INSTRUCTIONS TO FOLLOW —
The answer is every line of the records that holds the word "true", copied in full.

Web page and app entries:
────────────────────
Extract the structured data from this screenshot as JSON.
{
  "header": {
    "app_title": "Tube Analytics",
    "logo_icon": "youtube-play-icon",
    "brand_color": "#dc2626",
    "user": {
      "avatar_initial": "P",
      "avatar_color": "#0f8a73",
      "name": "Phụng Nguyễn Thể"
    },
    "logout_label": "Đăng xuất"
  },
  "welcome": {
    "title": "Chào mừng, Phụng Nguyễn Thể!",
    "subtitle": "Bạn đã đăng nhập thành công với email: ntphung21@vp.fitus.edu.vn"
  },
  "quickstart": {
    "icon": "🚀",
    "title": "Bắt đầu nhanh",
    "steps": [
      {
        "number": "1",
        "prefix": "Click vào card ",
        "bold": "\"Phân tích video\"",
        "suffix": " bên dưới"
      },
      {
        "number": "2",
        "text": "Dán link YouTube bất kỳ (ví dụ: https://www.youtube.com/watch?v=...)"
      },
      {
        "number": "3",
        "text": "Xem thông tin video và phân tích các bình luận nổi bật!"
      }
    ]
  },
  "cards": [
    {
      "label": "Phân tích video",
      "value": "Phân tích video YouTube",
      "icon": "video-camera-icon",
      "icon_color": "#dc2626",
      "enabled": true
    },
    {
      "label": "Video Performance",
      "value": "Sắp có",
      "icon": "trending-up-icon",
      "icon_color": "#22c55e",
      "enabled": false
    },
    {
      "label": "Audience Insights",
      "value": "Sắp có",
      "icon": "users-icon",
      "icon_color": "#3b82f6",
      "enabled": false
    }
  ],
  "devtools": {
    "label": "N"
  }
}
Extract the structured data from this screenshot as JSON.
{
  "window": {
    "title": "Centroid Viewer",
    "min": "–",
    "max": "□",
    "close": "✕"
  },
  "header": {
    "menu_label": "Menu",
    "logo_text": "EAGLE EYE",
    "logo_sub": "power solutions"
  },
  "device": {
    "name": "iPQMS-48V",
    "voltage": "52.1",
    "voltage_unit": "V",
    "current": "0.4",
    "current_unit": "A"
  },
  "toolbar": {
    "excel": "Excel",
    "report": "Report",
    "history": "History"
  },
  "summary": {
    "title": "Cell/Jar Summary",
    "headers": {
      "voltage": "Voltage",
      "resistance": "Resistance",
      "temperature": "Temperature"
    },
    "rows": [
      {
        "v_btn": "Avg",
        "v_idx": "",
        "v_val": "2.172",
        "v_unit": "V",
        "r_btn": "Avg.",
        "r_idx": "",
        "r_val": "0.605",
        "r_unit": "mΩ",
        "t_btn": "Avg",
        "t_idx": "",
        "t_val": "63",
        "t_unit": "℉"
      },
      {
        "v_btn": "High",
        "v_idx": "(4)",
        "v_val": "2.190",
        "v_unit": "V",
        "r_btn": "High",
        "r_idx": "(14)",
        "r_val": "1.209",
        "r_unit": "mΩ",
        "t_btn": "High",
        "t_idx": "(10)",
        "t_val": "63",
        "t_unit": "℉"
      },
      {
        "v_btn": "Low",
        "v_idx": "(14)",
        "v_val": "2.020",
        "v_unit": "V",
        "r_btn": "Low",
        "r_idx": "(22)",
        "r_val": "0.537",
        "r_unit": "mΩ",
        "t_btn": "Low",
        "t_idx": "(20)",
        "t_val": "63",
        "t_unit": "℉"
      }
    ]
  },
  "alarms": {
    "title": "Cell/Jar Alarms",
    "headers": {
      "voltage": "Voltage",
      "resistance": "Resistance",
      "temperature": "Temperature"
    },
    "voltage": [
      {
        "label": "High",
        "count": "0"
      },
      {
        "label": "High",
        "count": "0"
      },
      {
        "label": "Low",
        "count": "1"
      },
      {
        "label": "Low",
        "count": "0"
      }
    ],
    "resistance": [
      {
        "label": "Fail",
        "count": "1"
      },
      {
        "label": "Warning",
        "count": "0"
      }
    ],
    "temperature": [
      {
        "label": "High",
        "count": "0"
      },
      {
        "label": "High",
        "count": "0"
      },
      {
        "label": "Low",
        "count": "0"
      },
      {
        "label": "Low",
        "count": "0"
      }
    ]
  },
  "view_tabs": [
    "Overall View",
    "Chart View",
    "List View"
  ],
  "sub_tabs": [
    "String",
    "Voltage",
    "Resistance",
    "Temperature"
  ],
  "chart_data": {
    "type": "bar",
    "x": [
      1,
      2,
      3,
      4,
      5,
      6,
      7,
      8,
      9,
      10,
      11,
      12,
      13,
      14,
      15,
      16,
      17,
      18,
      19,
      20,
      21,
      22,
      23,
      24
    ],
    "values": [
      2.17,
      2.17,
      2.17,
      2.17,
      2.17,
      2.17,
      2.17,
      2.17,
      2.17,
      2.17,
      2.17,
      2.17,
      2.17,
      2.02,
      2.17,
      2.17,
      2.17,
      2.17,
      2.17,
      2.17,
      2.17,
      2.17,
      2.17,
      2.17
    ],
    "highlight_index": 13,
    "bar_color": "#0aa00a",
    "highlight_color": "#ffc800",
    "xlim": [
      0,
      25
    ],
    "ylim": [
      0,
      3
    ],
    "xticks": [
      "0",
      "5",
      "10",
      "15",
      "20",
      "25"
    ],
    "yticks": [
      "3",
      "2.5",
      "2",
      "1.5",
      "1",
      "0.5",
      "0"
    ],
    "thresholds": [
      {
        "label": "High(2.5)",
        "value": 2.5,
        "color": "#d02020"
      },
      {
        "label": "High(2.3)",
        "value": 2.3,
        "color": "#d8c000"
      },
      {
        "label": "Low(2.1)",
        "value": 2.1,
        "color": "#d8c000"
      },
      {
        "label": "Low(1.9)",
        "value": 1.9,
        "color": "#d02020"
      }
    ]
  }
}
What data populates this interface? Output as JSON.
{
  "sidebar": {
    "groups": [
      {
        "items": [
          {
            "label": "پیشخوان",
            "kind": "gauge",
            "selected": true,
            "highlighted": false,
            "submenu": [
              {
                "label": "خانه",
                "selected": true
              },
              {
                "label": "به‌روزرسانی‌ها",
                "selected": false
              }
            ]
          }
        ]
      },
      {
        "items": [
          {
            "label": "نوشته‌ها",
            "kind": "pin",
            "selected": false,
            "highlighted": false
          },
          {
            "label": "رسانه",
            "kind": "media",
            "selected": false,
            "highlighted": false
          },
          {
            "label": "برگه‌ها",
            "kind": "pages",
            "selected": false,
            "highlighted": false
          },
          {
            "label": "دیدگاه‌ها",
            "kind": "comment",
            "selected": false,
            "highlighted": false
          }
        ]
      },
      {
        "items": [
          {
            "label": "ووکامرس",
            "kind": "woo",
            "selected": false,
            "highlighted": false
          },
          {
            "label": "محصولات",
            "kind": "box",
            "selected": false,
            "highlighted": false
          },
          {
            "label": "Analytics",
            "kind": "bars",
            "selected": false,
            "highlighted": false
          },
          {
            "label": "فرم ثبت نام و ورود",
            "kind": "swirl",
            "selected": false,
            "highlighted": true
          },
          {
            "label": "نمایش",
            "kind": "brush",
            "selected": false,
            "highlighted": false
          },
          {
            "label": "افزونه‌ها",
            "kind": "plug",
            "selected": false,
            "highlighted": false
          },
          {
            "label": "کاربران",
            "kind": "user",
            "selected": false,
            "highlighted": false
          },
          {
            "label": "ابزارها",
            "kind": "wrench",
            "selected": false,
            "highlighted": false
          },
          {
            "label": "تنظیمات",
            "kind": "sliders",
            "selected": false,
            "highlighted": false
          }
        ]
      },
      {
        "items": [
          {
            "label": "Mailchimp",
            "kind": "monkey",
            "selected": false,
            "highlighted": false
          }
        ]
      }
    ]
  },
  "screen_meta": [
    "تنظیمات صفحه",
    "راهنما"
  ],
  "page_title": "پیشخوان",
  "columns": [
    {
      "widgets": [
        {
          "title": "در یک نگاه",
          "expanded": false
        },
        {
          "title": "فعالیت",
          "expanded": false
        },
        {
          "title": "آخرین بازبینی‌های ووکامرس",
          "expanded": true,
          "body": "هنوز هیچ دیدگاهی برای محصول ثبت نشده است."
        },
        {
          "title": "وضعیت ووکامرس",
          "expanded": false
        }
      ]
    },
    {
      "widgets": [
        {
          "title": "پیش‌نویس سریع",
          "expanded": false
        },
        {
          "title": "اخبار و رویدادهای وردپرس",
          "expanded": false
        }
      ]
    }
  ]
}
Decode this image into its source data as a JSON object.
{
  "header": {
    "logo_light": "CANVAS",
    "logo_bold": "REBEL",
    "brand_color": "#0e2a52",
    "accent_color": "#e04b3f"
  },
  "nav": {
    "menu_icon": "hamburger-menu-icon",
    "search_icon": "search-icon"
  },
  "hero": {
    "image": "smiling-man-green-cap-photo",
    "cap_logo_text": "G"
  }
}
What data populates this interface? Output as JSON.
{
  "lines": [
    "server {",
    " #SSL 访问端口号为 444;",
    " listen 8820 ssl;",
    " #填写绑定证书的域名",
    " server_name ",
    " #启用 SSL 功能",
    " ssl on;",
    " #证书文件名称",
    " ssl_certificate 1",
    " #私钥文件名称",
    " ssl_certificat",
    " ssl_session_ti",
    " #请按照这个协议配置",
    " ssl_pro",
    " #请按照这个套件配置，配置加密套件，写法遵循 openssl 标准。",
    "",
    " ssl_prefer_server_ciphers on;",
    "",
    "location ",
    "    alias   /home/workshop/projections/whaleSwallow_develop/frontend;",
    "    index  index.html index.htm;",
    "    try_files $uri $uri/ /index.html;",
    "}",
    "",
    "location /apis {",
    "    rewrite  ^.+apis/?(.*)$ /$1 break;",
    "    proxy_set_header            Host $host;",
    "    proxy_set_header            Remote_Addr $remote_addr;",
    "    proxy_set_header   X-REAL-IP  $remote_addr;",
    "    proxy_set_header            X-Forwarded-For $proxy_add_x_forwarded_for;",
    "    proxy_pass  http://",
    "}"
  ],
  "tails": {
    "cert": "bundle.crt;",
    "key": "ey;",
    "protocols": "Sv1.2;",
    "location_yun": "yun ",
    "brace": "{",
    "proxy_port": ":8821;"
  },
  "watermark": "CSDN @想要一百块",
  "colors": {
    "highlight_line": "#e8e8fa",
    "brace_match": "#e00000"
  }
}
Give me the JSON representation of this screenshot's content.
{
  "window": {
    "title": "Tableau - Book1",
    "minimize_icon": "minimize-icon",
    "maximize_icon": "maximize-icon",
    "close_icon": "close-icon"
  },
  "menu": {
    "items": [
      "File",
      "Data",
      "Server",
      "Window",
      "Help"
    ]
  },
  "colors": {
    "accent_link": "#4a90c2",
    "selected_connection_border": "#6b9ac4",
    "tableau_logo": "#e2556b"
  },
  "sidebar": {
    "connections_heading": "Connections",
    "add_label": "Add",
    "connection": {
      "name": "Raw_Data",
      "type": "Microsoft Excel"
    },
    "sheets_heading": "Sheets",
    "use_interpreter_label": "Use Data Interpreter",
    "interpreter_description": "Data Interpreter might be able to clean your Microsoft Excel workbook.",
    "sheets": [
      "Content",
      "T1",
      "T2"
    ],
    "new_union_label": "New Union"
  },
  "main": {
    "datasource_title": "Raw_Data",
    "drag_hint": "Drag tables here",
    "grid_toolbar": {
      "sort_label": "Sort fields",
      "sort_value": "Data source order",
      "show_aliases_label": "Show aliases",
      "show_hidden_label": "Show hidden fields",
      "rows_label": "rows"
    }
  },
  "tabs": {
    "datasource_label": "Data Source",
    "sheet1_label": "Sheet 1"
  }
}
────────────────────
OUTPUT OF THE EXERCISE —
      "enabled": true
            "selected": true,
                "selected": true
            "highlighted": true
          "expanded": true,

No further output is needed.